seek and maintain employment within a 12 months period and those
for whom this will not be possible.
13. The timescale of the national roll-out for
the migration process is we believe premature to say the least.
It would appear to be imprudent to continue with a national roll
out of a system that is at the moment under review for the second
time and only weeks away from that report being published.
14. ACT NOW is extremely concerned that the charities
who were working on the Harrington Review, one being the National
Autistic Society have now unanimously dissociated themselves from
the internal report.
15. ACT NOW Recommendations:
with autism will require support to enable them to communicate
effectively throughout the whole process of assessment no matter
how able they appear to be.
must be offered to adults at the first point of contact which
should be in advance of the commencement of the assessment process.

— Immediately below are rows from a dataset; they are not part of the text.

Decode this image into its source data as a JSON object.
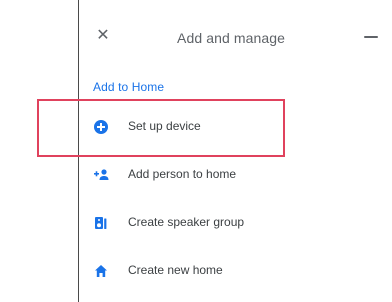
{
  "topbar": {
    "close_icon": "close-icon",
    "title": "Add and manage",
    "more_icon": "more-icon"
  },
  "section": {
    "label": "Add to Home"
  },
  "menu": {
    "items": [
      {
        "label": "Set up device",
        "icon": "add-circle-icon"
      },
      {
        "label": "Add person to home",
        "icon": "add-person-icon"
      },
      {
        "label": "Create speaker group",
        "icon": "speaker-group-icon"
      },
      {
        "label": "Create new home",
        "icon": "home-icon"
      }
    ]
  },
  "colors": {
    "accent": "#1a73e8",
    "highlight": "#e0425d",
    "text": "#3c4043",
    "muted": "#5f6368"
  }
}
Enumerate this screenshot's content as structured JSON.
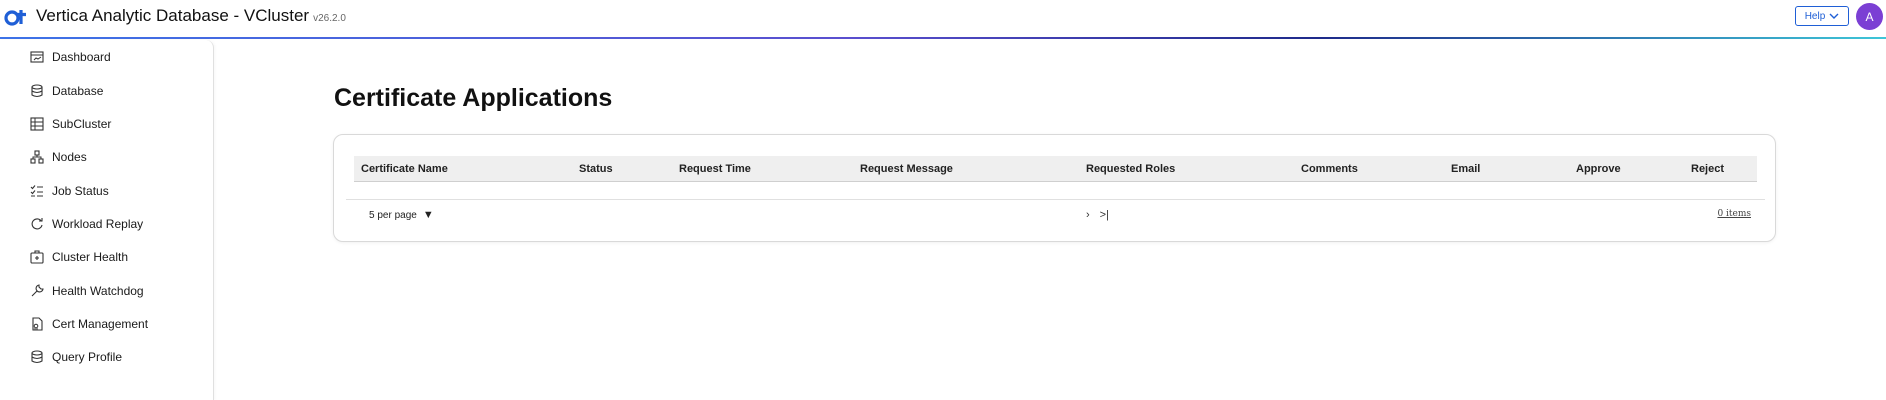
{
  "header": {
    "title": "Vertica Analytic Database - VCluster",
    "version": "v26.2.0",
    "help_label": "Help",
    "avatar_initial": "A"
  },
  "sidebar": {
    "items": [
      {
        "label": "Dashboard",
        "icon": "dashboard-icon"
      },
      {
        "label": "Database",
        "icon": "database-icon"
      },
      {
        "label": "SubCluster",
        "icon": "subcluster-icon"
      },
      {
        "label": "Nodes",
        "icon": "nodes-icon"
      },
      {
        "label": "Job Status",
        "icon": "job-status-icon"
      },
      {
        "label": "Workload Replay",
        "icon": "replay-icon"
      },
      {
        "label": "Cluster Health",
        "icon": "cluster-health-icon"
      },
      {
        "label": "Health Watchdog",
        "icon": "wrench-icon"
      },
      {
        "label": "Cert Management",
        "icon": "certificate-icon"
      },
      {
        "label": "Query Profile",
        "icon": "database-icon"
      }
    ]
  },
  "main": {
    "title": "Certificate Applications",
    "table": {
      "columns": [
        "Certificate Name",
        "Status",
        "Request Time",
        "Request Message",
        "Requested Roles",
        "Comments",
        "Email",
        "Approve",
        "Reject"
      ],
      "rows": []
    },
    "pagination": {
      "per_page": "5 per page",
      "next": "›",
      "last": ">|",
      "items": "0 items"
    }
  },
  "colors": {
    "accent": "#1f5fd6",
    "avatar": "#7b3fd4",
    "logo": "#1f5fd6"
  }
}
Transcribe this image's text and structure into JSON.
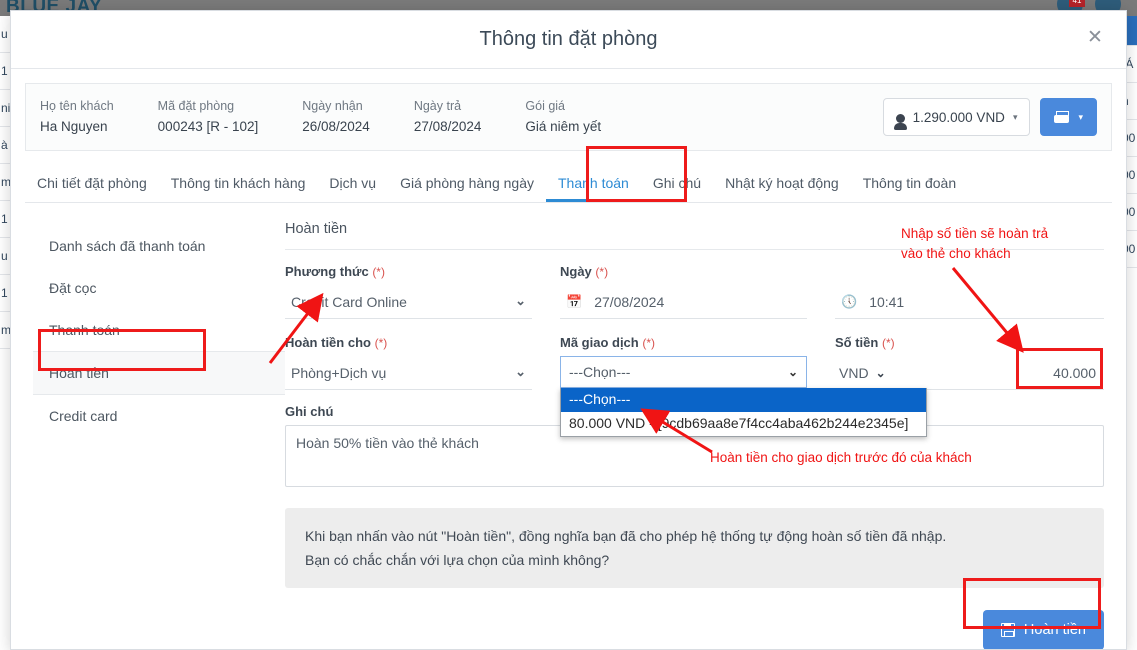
{
  "background": {
    "brand": "BLUE JAY",
    "notification_count": "41",
    "left_table_rows": [
      "u",
      "1",
      "ni",
      "à",
      "m",
      "1",
      "u",
      "1",
      "m"
    ],
    "right_table_rows": [
      "IÁ",
      "n",
      "00",
      "00",
      "00",
      "00"
    ]
  },
  "modal": {
    "title": "Thông tin đặt phòng",
    "close_label": "✕"
  },
  "summary": {
    "fields": [
      {
        "label": "Họ tên khách",
        "value": "Ha Nguyen"
      },
      {
        "label": "Mã đặt phòng",
        "value": "000243 [R - 102]"
      },
      {
        "label": "Ngày nhận",
        "value": "26/08/2024"
      },
      {
        "label": "Ngày trả",
        "value": "27/08/2024"
      },
      {
        "label": "Gói giá",
        "value": "Giá niêm yết"
      }
    ],
    "amount_button": "1.290.000 VND",
    "amount_caret": "▾",
    "print_caret": "▾"
  },
  "tabs": [
    {
      "label": "Chi tiết đặt phòng",
      "active": false
    },
    {
      "label": "Thông tin khách hàng",
      "active": false
    },
    {
      "label": "Dịch vụ",
      "active": false
    },
    {
      "label": "Giá phòng hàng ngày",
      "active": false
    },
    {
      "label": "Thanh toán",
      "active": true
    },
    {
      "label": "Ghi chú",
      "active": false
    },
    {
      "label": "Nhật ký hoạt động",
      "active": false
    },
    {
      "label": "Thông tin đoàn",
      "active": false
    }
  ],
  "side_nav": [
    {
      "label": "Danh sách đã thanh toán",
      "active": false
    },
    {
      "label": "Đặt cọc",
      "active": false
    },
    {
      "label": "Thanh toán",
      "active": false
    },
    {
      "label": "Hoàn tiền",
      "active": true
    },
    {
      "label": "Credit card",
      "active": false
    }
  ],
  "form": {
    "section_title": "Hoàn tiền",
    "required_mark": "(*)",
    "method": {
      "label": "Phương thức",
      "value": "Credit Card Online",
      "caret": "⌄"
    },
    "date": {
      "label": "Ngày",
      "value": "27/08/2024",
      "icon": "calendar-icon"
    },
    "time": {
      "value": "10:41",
      "icon": "clock-icon"
    },
    "refund_for": {
      "label": "Hoàn tiền cho",
      "value": "Phòng+Dịch vụ",
      "caret": "⌄"
    },
    "transaction": {
      "label": "Mã giao dịch",
      "value": "---Chọn---",
      "caret": "⌄",
      "options": [
        {
          "label": "---Chọn---",
          "selected": true
        },
        {
          "label": "80.000 VND - [9cdb69aa8e7f4cc4aba462b244e2345e]",
          "selected": false
        }
      ]
    },
    "amount": {
      "label": "Số tiền",
      "currency": "VND",
      "currency_caret": "⌄",
      "value": "40.000"
    },
    "note": {
      "label": "Ghi chú",
      "value": "Hoàn 50% tiền vào thẻ khách"
    },
    "warning_line1": "Khi bạn nhấn vào nút \"Hoàn tiền\", đồng nghĩa bạn đã cho phép hệ thống tự động hoàn số tiền đã nhập.",
    "warning_line2": "Bạn có chắc chắn với lựa chọn của mình không?",
    "save_button": "Hoàn tiền"
  },
  "annotations": {
    "note_amount": "Nhập số tiền sẽ hoàn trả\nvào thẻ cho khách",
    "note_transaction": "Hoàn tiền cho giao dịch trước đó của khách",
    "color": "#f01414"
  }
}
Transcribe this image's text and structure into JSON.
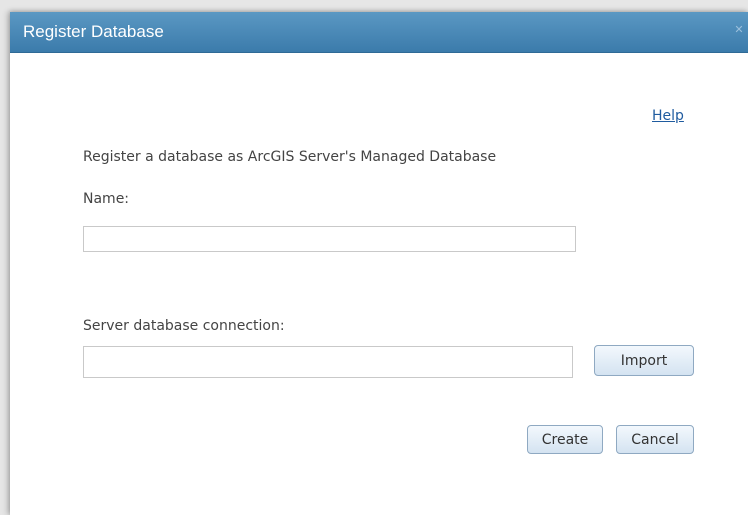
{
  "dialog": {
    "title": "Register Database",
    "close_icon": "close-icon",
    "close_glyph": "✕"
  },
  "help": {
    "label": "Help"
  },
  "form": {
    "description": "Register a database as ArcGIS Server's Managed Database",
    "name_label": "Name:",
    "name_value": "",
    "connection_label": "Server database connection:",
    "connection_value": ""
  },
  "buttons": {
    "import_label": "Import",
    "create_label": "Create",
    "cancel_label": "Cancel"
  },
  "colors": {
    "titlebar": "#4a8aba",
    "title_text": "#ffffff",
    "link": "#1f5b9f",
    "body_text": "#444444",
    "button_border": "#8fa9c2"
  }
}
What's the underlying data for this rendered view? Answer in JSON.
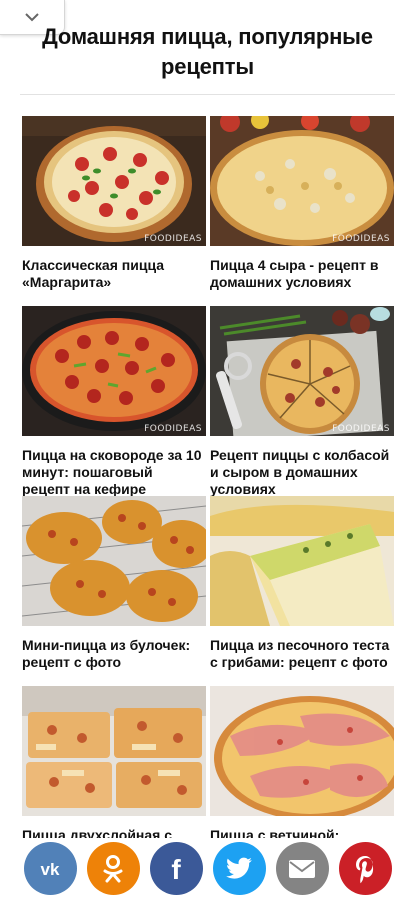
{
  "header": {
    "title": "Домашняя пицца, популярные рецепты",
    "collapse_icon": "chevron-down-icon"
  },
  "recipes": [
    {
      "caption": "Классическая пицца «Маргарита»",
      "watermark": "FOODIDEAS"
    },
    {
      "caption": "Пицца 4 сыра - рецепт в домашних условиях",
      "watermark": "FOODIDEAS"
    },
    {
      "caption": "Пицца на сковороде за 10 минут: пошаговый рецепт на кефире",
      "watermark": "FOODIDEAS"
    },
    {
      "caption": "Рецепт пиццы с колбасой и сыром в домашних условиях",
      "watermark": "FOODIDEAS"
    },
    {
      "caption": "Мини-пицца из булочек: рецепт с фото"
    },
    {
      "caption": "Пицца из песочного теста с грибами: рецепт с фото"
    },
    {
      "caption": "Пицца двухслойная с"
    },
    {
      "caption": "Пицца с ветчиной:"
    }
  ],
  "share": [
    {
      "network": "vk",
      "label": "vk",
      "color": "#5181b8",
      "icon": "vk-icon"
    },
    {
      "network": "odnoklassniki",
      "color": "#ee8208",
      "icon": "odnoklassniki-icon"
    },
    {
      "network": "facebook",
      "label": "f",
      "color": "#3b5998",
      "icon": "facebook-icon"
    },
    {
      "network": "twitter",
      "color": "#1da1f2",
      "icon": "twitter-icon"
    },
    {
      "network": "email",
      "color": "#848484",
      "icon": "email-icon"
    },
    {
      "network": "pinterest",
      "color": "#cb2027",
      "icon": "pinterest-icon"
    }
  ]
}
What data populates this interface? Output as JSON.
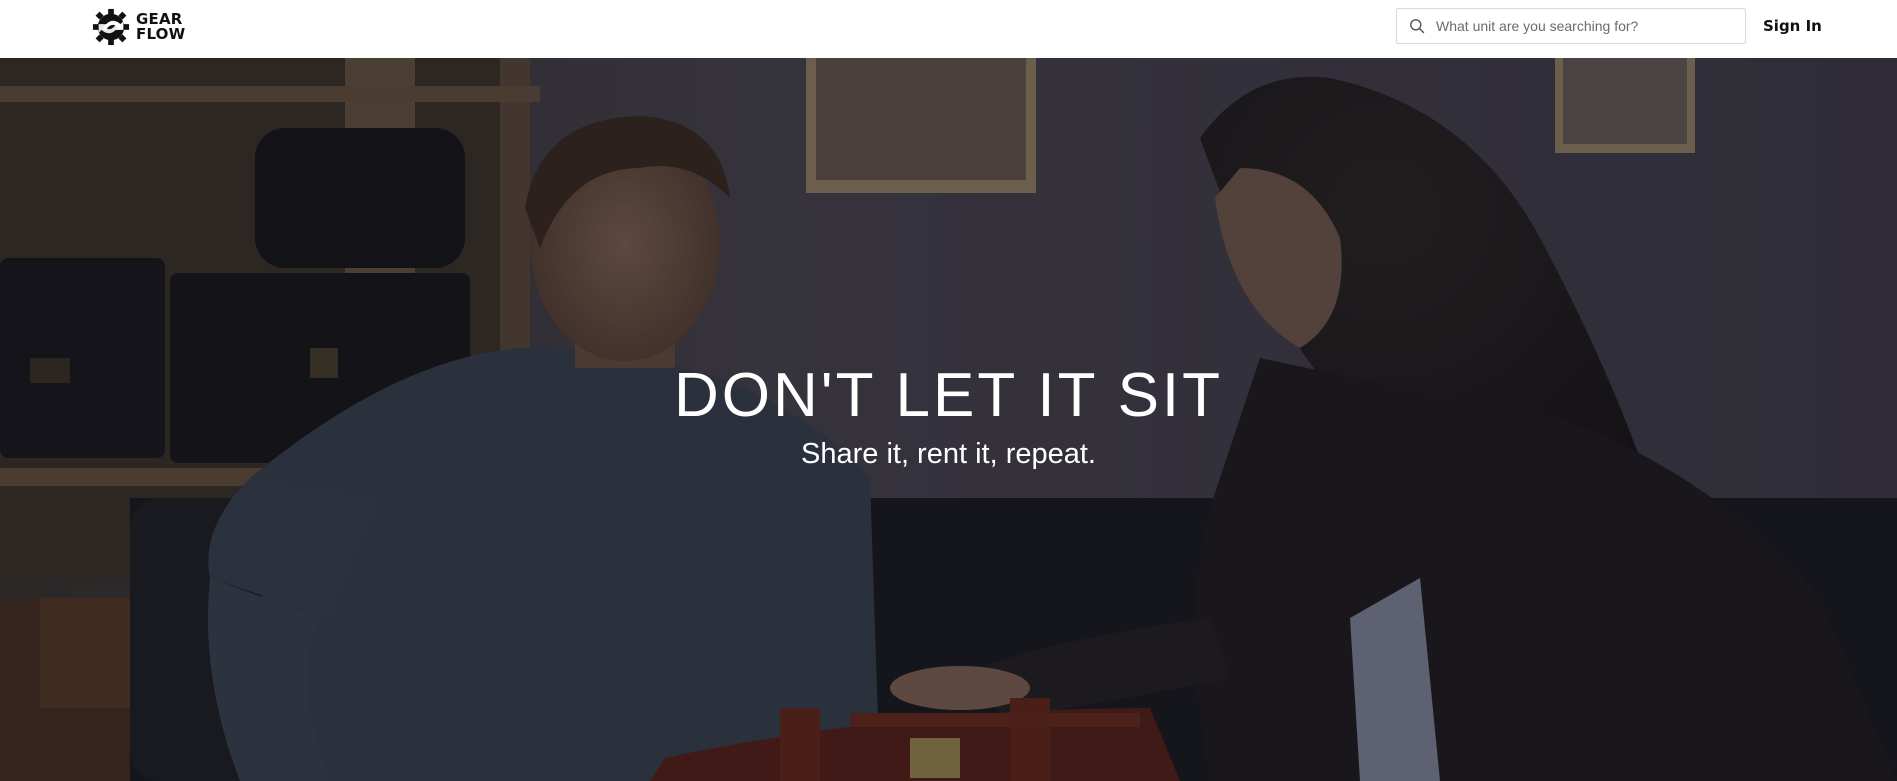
{
  "brand": {
    "logo_icon": "gear-arrow-icon",
    "line1": "GEAR",
    "line2": "FLOW"
  },
  "search": {
    "placeholder": "What unit are you searching for?",
    "value": "",
    "icon": "search-icon"
  },
  "nav": {
    "signin_label": "Sign In"
  },
  "hero": {
    "title": "DON'T LET IT SIT",
    "subtitle": "Share it, rent it, repeat."
  },
  "colors": {
    "header_bg": "#ffffff",
    "text_dark": "#111111",
    "hero_text": "#ffffff"
  }
}
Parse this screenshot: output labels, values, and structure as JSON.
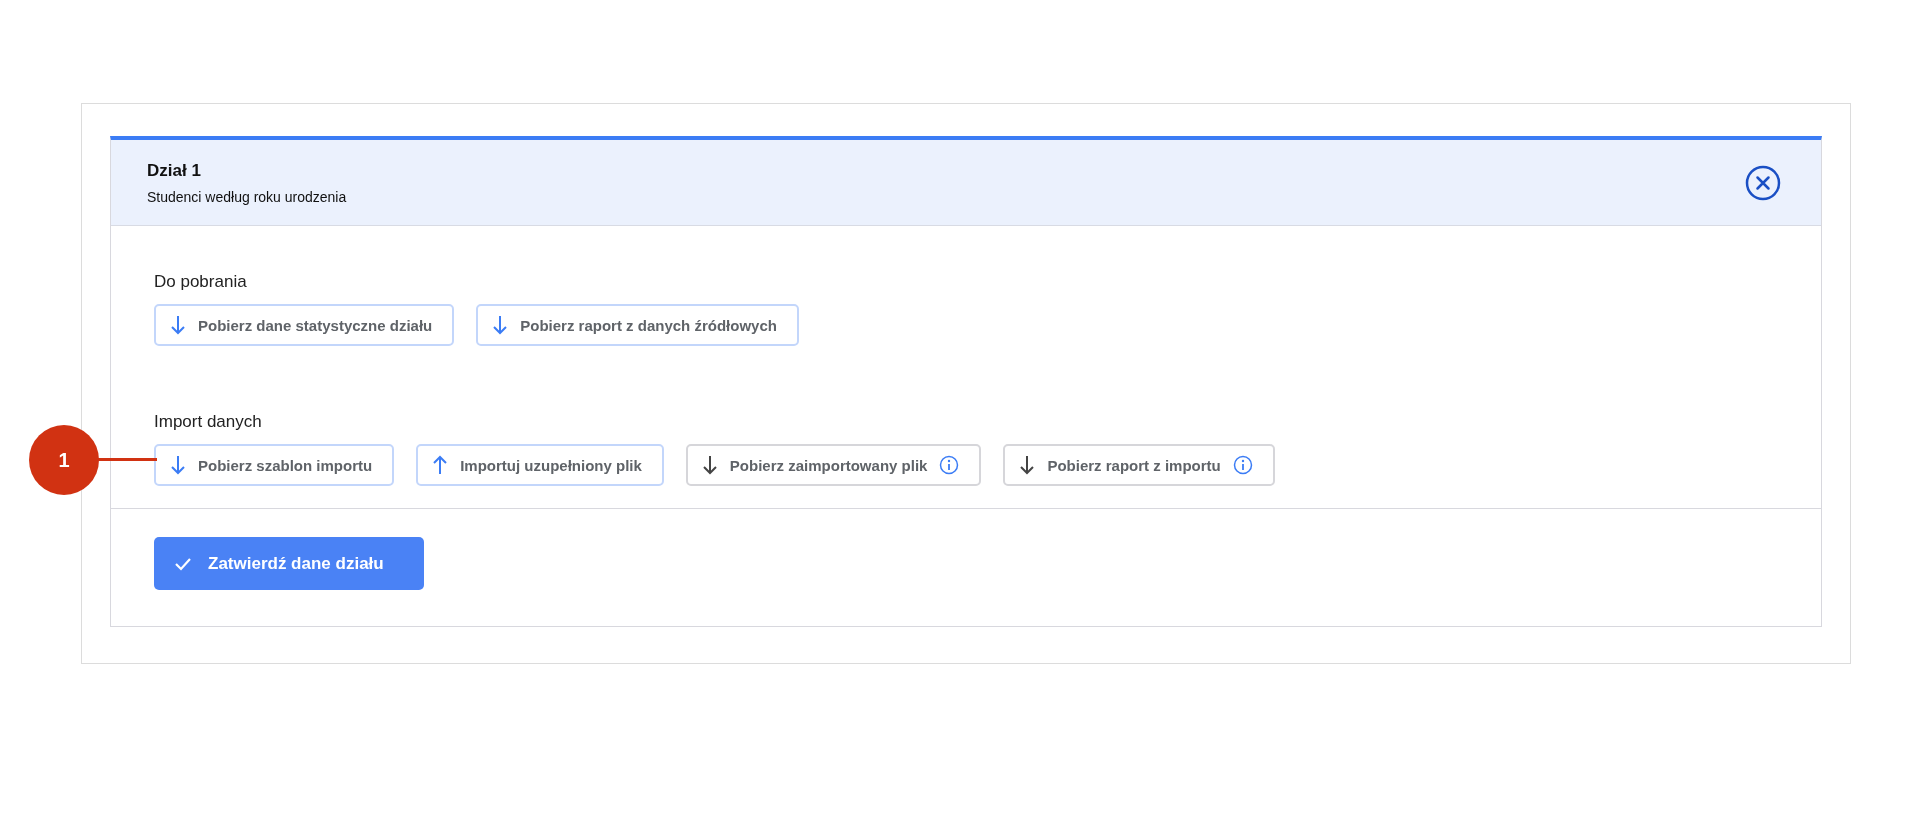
{
  "section": {
    "title": "Dział 1",
    "subtitle": "Studenci według roku urodzenia"
  },
  "groups": [
    {
      "label": "Do pobrania",
      "buttons": [
        {
          "kind": "download",
          "label": "Pobierz dane statystyczne działu",
          "disabled": false,
          "info": false
        },
        {
          "kind": "download",
          "label": "Pobierz raport z danych źródłowych",
          "disabled": false,
          "info": false
        }
      ]
    },
    {
      "label": "Import danych",
      "buttons": [
        {
          "kind": "download",
          "label": "Pobierz szablon importu",
          "disabled": false,
          "info": false
        },
        {
          "kind": "upload",
          "label": "Importuj uzupełniony plik",
          "disabled": false,
          "info": false
        },
        {
          "kind": "download",
          "label": "Pobierz zaimportowany plik",
          "disabled": true,
          "info": true
        },
        {
          "kind": "download",
          "label": "Pobierz raport z importu",
          "disabled": true,
          "info": true
        }
      ]
    }
  ],
  "confirm_button": "Zatwierdź dane działu",
  "callout": "1"
}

Every adult with a diagnosis of autism should be offered an independent
advocate communicator or access to a communication system that
best meets their needs.
assessment which is used to decide if an adult with autism is
capable of working must reflect the complex nature of the condition.
of the needs of the adult must be taken into account including
their specific sensory needs and reasonable adjustments must be
made for that adult in line with section 20 of the Equalities
must be recognised and documented that some adults will be unable
to provide supportive evidence from professionals involved in
their lives if required to do so. Many adults have been without
provision and services and without any contact with professionals
after being signed off from Children's Services. This is especially
so for adults with Aspergers Syndrome and High Functioning Autism.
evidence from parents, carers and people who know the adult well
must be deemed to be acceptable in situations where an adult has
not been able to access professional support.
is essential that the history of adults with autism is taken into
consideration. Many adults with autism were failed throughout
their childhood by both education and health. The failure to meet
the needs of children and adults with autism is now well documented
and has been at the heart of several Government inquiries.